Seeing strange inexplicable issues in your Visual Basic .NET code? Keep this option in your back pocket… try to delete the Project’s .suo file.

I ran into the following error while trying to integrate Microsoft’s Sho library into a VB.NET project at work:

For the sake of google indexing, the error is:

BindingFailure was detected
The assembly with display name ‘ArrayT’ failed to load in the ‘Load’ binding context of the AppDomain with ID1. The cause of the failure was: System.IO.FileNotFoundException

I made sure to closely follow the installation information, and searching through the directory structure I found the ArrayT.dll was indeed in the /bin/ directory. It actually had two versions one for x86 another for x64. I tried to move each one at a time into the base bin directory just to try and help .NET track it down, no luck. I tried blowing away the compiled objects in the Projects own /bin/ and /obj/ directories, no luck. I tried using the Visual Studio menu option to Clean Solution, this manages to horribly break any ActiveX controls you might have added to a Form, and didn’t fix the Sho problem. (In another post I’ll talk about how to fix this ActiveX problem).

I downloaded the Sho C# example program, which had no problems running. Very curious.

Next, I tried creating a new VB project from scratch and added Sho… no problems. Perhaps its a pathing issue I thought, so I moved the new same named VB program into the original’s directory, the new project still worked.

At this point, I decided the problem might be related to the fact the non-working VB project was originally from an older version of Visual Studio and pushed to VS2010 using the auto-upgrade tools. I noticed there were significant differences between the two project’s core files, the .vbproj, .sln, .vbproj.user and several of the files in the /My Project/ subdirectory.

My next move was to recreate my original broken project from scratch in a shiny brand new VB2010 project. (A herculean task for a project this size). After the project was rebuilt, I added in Sho, and clicked run… and magically the BindingFailure was no more! Very curious.

Now in a quest to understand why the difference in behavior between the two projects, I spent the next several hours, with the help of Kdiff3, merging all of differences from the new project into the old project. Boy was there a lot of junk added into the old project from the VS2005 to VS2008 to VS2010 Upgrade path.

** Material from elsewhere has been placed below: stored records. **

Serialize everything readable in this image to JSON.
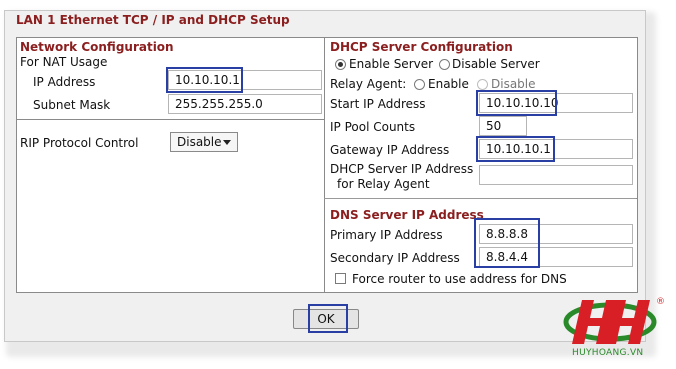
{
  "window": {
    "title": "LAN 1 Ethernet TCP / IP and DHCP Setup"
  },
  "network": {
    "section_title": "Network Configuration",
    "nat_label": "For NAT Usage",
    "ip_label": "IP Address",
    "ip_value": "10.10.10.1",
    "mask_label": "Subnet Mask",
    "mask_value": "255.255.255.0"
  },
  "rip": {
    "label": "RIP Protocol Control",
    "value": "Disable"
  },
  "dhcp": {
    "section_title": "DHCP Server Configuration",
    "enable_label": "Enable Server",
    "disable_label": "Disable Server",
    "relay_label": "Relay Agent:",
    "relay_enable": "Enable",
    "relay_disable": "Disable",
    "start_ip_label": "Start IP Address",
    "start_ip_value": "10.10.10.10",
    "pool_label": "IP Pool Counts",
    "pool_value": "50",
    "gateway_label": "Gateway IP Address",
    "gateway_value": "10.10.10.1",
    "relay_ip_label_1": "DHCP Server IP Address",
    "relay_ip_label_2": "for Relay Agent",
    "relay_ip_value": ""
  },
  "dns": {
    "section_title": "DNS Server IP Address",
    "primary_label": "Primary IP Address",
    "primary_value": "8.8.8.8",
    "secondary_label": "Secondary IP Address",
    "secondary_value": "8.8.4.4",
    "force_label": "Force router to use address for DNS"
  },
  "actions": {
    "ok": "OK"
  },
  "watermark": {
    "text": "HUYHOANG.VN",
    "reg": "®"
  },
  "colors": {
    "title": "#8b1e1e",
    "highlight": "#2a3fa3",
    "logo_red": "#d81f26",
    "logo_green": "#2a8a2a"
  }
}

After every few lines of merging code, I would rerun the solution to see if the problem was fixed. After all the files were almost identical (things like GUID‘s needed to be preserved), the problem was still not fixed.

My last resort was to just start deleting non user created code. My first choice, for reasons I’ll explain in a moment, was to blow away the project’s .suo file, a file which seems to be mostly unreadable binary format. After removing this file (actually I just renamed it) I fired up the project only to find the Error was gone!, my problem was solved just by deleting, and letting Visual Studio rebuild this file. Why? I have absolutely no idea. I sent an email to the Sho team divulging the same details of this adventure and I have yet to hear their thoughts on it. I’m staying hopeful some gears are grinding inside Microsoft to get this issue fixed.

The project I’ve been working on not only has been through a long upgrade path, but has also been switched between x64 and x86, and passed between developers. Unfortunately, I pulled the project from source control before this .suo file was excluded from the commit. Had it been excluded from the initial commit, I might never have seen this issue. However, this is also how I was able to directly target the .suo when I went into “start deleting arbitrary files” mode.

Basically, I opened the .suo file in Kdiff3 and noticed some fragmented bits of file paths. I noticed that some of my colleagues names were in the file paths, stuff like: C:\Users\{Colleague's Name}\... , somehow it seems this persisted information was enough to totally and un-obviously break Sho’s driver bindings, or perhaps its path resolution algorithm.

So lesson learned, when all else fails… actually, long before all else fails, delete that .suo project file.

Fingers crossed this blog post saves someone else from a day full of frustration.

If this has helped you, or you’ve had similar head scratching issues like this, leave a comment below and we can take solace in commiserating.